- Data -
=== Begin Enclosure ===

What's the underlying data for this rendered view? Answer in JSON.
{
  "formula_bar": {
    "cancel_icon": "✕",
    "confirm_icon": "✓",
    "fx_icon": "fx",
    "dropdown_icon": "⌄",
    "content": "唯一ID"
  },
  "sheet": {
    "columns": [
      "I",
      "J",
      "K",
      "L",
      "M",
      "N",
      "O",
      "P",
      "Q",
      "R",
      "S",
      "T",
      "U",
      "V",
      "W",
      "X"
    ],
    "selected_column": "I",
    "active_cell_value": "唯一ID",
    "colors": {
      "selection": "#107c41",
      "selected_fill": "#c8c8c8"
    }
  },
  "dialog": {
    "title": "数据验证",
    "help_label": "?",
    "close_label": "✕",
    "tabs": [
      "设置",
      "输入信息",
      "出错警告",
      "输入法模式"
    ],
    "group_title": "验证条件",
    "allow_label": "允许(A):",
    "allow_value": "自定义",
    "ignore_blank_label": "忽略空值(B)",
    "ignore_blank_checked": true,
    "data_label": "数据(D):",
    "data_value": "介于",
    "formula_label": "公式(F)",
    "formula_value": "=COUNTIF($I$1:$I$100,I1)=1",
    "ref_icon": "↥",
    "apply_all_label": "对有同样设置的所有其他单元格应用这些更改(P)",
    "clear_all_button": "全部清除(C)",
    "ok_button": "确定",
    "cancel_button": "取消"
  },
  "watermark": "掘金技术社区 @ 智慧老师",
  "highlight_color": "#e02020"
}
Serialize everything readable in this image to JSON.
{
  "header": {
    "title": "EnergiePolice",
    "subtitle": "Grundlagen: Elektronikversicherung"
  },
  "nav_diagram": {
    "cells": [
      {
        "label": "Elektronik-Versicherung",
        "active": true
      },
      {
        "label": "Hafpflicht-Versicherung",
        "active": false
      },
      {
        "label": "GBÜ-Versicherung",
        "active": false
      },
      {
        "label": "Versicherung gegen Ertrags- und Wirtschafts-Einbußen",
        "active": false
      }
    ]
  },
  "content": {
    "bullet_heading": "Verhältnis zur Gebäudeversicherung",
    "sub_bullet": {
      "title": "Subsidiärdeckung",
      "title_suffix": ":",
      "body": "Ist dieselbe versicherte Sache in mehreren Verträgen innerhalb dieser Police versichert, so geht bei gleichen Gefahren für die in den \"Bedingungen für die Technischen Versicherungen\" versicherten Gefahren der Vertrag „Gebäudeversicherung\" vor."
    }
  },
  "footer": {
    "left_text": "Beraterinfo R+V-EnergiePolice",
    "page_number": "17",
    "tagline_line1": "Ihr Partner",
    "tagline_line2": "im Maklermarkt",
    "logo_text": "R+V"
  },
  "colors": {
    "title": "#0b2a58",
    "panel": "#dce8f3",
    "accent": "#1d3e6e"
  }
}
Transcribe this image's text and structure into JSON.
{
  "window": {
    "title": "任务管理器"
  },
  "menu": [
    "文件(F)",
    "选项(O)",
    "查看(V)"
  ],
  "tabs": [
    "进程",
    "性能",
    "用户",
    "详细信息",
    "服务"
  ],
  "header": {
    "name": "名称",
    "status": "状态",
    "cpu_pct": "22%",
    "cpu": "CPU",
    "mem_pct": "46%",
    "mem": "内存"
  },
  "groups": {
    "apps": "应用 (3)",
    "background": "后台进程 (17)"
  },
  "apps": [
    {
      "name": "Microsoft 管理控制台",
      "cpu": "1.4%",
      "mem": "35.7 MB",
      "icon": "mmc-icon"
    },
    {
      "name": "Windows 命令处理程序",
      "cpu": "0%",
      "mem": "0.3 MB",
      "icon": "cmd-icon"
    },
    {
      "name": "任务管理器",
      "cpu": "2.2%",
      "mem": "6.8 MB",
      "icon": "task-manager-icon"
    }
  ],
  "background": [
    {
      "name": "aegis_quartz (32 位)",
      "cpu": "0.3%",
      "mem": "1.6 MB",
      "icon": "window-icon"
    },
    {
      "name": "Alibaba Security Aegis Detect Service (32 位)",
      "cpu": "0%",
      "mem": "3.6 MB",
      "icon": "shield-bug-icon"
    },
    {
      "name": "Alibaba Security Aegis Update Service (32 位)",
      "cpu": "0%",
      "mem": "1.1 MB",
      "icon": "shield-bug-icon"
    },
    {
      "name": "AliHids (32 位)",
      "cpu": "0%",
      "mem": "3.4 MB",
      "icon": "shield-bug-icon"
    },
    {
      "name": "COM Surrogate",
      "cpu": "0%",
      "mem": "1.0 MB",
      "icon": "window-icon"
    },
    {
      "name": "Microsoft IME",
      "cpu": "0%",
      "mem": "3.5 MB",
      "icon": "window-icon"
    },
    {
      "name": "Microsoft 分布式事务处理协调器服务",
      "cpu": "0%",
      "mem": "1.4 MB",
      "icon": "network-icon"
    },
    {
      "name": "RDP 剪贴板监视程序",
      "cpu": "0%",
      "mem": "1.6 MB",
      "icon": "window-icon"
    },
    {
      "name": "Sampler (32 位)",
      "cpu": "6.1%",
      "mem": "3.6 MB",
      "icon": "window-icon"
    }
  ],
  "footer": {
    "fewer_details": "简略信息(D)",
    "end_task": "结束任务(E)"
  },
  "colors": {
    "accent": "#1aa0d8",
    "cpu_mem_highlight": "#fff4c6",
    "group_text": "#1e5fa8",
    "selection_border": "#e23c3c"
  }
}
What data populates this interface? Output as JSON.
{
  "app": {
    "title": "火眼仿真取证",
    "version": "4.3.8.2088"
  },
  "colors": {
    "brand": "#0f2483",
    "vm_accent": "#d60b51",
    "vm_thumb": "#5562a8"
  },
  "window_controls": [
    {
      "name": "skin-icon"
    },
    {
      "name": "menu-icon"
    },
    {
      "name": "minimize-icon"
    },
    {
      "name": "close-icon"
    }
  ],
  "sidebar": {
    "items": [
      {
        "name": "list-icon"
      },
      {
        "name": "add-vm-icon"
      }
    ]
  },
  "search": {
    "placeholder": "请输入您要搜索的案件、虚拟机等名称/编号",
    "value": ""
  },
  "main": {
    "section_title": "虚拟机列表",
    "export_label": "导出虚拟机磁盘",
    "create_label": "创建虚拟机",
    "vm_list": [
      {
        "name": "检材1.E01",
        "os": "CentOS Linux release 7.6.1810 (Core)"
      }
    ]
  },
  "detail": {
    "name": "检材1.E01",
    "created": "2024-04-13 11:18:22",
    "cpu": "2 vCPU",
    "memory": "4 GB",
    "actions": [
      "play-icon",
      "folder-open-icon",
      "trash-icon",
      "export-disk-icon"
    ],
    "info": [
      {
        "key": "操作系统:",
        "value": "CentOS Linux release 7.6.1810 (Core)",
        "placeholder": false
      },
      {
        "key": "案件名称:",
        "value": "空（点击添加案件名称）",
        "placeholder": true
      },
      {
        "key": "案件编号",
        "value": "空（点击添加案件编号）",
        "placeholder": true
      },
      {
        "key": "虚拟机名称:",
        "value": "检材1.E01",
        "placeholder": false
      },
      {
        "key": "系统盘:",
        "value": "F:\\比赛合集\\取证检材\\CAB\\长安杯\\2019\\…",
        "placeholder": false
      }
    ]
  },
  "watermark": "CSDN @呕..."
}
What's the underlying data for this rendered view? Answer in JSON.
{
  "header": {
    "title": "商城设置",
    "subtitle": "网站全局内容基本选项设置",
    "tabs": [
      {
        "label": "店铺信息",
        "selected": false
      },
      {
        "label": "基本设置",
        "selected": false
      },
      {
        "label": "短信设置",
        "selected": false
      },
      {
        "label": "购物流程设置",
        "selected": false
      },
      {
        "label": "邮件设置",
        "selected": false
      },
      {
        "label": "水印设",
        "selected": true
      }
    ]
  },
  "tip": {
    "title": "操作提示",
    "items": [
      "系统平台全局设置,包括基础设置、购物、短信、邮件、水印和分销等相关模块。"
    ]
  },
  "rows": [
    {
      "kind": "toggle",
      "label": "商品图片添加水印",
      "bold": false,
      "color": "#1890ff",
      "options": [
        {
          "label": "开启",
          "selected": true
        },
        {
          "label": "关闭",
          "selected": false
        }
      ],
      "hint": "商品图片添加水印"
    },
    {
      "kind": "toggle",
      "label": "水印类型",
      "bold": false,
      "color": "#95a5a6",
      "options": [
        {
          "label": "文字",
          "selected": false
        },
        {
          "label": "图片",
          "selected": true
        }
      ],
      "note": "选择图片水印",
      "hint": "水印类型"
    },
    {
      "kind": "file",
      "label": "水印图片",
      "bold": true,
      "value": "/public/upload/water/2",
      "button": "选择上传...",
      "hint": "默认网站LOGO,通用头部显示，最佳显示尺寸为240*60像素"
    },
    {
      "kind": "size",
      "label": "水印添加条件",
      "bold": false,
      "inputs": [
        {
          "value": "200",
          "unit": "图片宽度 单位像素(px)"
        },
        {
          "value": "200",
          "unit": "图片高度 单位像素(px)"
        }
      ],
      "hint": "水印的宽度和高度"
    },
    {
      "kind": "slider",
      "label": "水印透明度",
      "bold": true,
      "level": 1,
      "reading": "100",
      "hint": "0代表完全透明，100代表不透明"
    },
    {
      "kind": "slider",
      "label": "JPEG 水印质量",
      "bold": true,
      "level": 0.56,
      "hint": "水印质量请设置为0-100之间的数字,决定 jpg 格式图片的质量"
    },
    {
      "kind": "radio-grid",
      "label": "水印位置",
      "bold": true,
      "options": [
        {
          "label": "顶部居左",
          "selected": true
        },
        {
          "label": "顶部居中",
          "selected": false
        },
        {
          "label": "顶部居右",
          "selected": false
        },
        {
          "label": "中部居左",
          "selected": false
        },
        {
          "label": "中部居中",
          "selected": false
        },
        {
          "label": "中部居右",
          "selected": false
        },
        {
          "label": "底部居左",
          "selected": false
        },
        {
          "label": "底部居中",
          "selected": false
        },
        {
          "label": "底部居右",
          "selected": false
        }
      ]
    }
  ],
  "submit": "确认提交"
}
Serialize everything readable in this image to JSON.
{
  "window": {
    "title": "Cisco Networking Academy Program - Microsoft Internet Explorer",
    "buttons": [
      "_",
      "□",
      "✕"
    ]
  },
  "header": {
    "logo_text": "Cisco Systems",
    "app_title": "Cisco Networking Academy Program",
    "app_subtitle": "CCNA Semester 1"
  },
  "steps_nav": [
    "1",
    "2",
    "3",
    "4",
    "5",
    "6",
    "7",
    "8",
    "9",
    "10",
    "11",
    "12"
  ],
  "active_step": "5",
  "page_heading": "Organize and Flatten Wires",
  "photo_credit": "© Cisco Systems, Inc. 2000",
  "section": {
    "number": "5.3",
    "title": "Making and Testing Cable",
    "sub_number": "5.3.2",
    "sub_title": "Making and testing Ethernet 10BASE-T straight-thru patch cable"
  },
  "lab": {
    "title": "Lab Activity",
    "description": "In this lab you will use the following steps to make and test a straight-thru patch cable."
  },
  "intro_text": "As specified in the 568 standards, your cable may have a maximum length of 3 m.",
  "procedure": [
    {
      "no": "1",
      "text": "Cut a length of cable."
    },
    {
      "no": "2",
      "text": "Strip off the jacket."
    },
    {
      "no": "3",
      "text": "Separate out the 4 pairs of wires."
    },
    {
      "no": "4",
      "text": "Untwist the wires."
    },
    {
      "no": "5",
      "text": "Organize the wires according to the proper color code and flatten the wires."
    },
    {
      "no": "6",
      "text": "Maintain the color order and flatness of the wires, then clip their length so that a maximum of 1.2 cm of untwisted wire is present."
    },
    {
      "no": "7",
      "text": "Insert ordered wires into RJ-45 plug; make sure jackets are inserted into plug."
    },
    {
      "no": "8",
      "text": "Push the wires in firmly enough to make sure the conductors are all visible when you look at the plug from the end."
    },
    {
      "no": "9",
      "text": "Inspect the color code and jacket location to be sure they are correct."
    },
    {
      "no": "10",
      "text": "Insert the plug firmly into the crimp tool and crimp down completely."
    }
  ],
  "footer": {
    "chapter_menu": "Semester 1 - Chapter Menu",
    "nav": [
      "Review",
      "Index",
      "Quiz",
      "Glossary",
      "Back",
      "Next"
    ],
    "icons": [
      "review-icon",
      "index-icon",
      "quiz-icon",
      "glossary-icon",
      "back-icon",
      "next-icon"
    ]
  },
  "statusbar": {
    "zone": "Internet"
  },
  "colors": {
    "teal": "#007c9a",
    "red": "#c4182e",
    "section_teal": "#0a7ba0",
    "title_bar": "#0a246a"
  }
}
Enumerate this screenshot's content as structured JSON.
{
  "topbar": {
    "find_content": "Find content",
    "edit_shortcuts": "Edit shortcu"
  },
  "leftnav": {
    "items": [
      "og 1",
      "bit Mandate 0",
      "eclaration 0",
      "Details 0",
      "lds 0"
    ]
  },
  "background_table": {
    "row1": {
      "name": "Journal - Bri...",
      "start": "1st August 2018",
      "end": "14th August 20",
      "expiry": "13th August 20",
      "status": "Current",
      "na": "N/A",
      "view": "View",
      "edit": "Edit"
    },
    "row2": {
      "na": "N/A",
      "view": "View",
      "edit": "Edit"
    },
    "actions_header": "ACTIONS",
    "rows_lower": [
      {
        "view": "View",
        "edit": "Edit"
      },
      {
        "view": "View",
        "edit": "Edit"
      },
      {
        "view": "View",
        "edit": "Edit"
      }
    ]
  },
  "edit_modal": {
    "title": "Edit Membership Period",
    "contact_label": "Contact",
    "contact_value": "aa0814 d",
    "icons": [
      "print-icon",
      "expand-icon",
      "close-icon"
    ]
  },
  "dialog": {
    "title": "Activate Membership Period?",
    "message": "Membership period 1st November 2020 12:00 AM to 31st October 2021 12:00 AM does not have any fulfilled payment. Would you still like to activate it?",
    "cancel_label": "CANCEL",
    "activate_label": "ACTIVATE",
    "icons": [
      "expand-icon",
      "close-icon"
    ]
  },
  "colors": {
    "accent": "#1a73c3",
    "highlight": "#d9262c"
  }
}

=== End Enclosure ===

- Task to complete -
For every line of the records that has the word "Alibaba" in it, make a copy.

- Solution to the problem -
      "name": "Alibaba Security Aegis Detect Service (32 位)",
      "name": "Alibaba Security Aegis Update Service (32 位)",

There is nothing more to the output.